▶ **PROBLEM DESCRIPTION**
The lines to copy are those in the records below that hold the word "label".

━━━━━━━━━━

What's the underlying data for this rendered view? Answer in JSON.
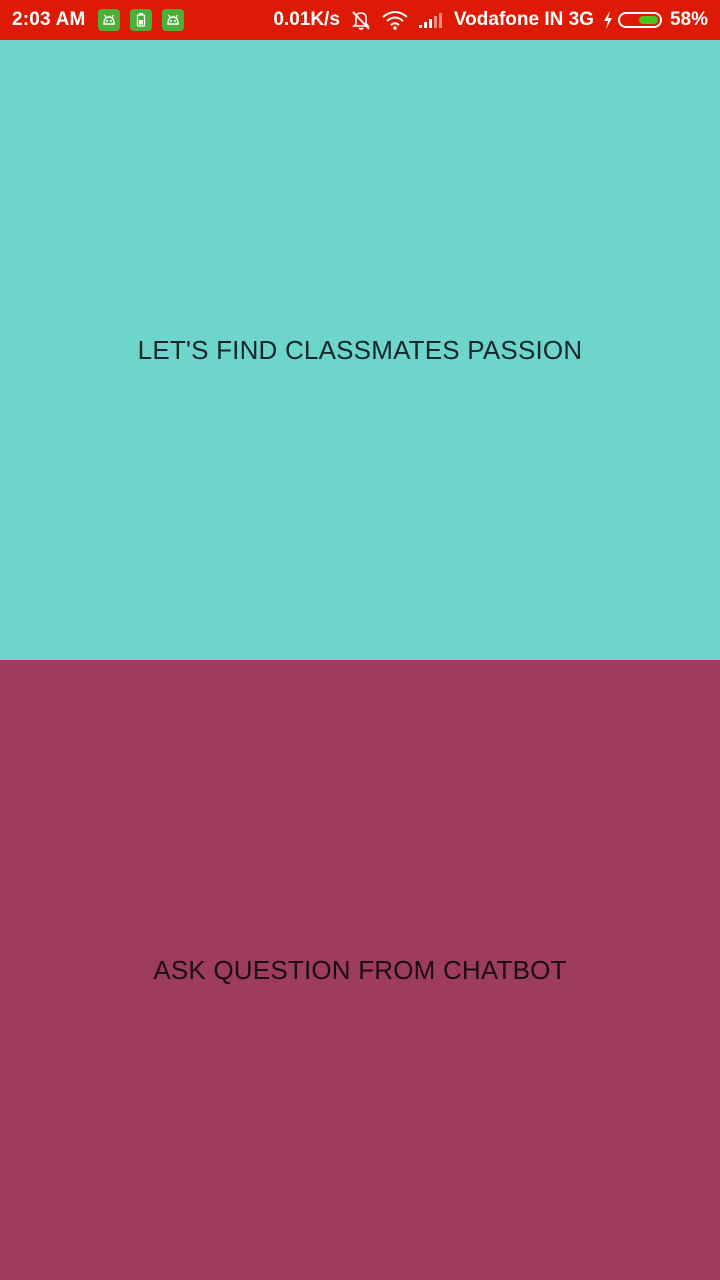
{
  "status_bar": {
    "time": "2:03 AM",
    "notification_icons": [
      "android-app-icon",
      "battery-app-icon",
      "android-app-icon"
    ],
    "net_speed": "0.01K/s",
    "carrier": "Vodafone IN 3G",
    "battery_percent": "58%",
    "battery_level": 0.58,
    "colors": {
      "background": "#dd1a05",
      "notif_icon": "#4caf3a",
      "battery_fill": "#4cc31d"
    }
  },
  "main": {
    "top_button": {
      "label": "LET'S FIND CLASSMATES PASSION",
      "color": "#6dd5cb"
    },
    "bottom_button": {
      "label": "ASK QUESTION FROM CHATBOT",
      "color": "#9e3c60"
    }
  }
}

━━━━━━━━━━

▶ **ANSWER BOX**
      "label": "LET'S FIND CLASSMATES PASSION",
      "label": "ASK QUESTION FROM CHATBOT",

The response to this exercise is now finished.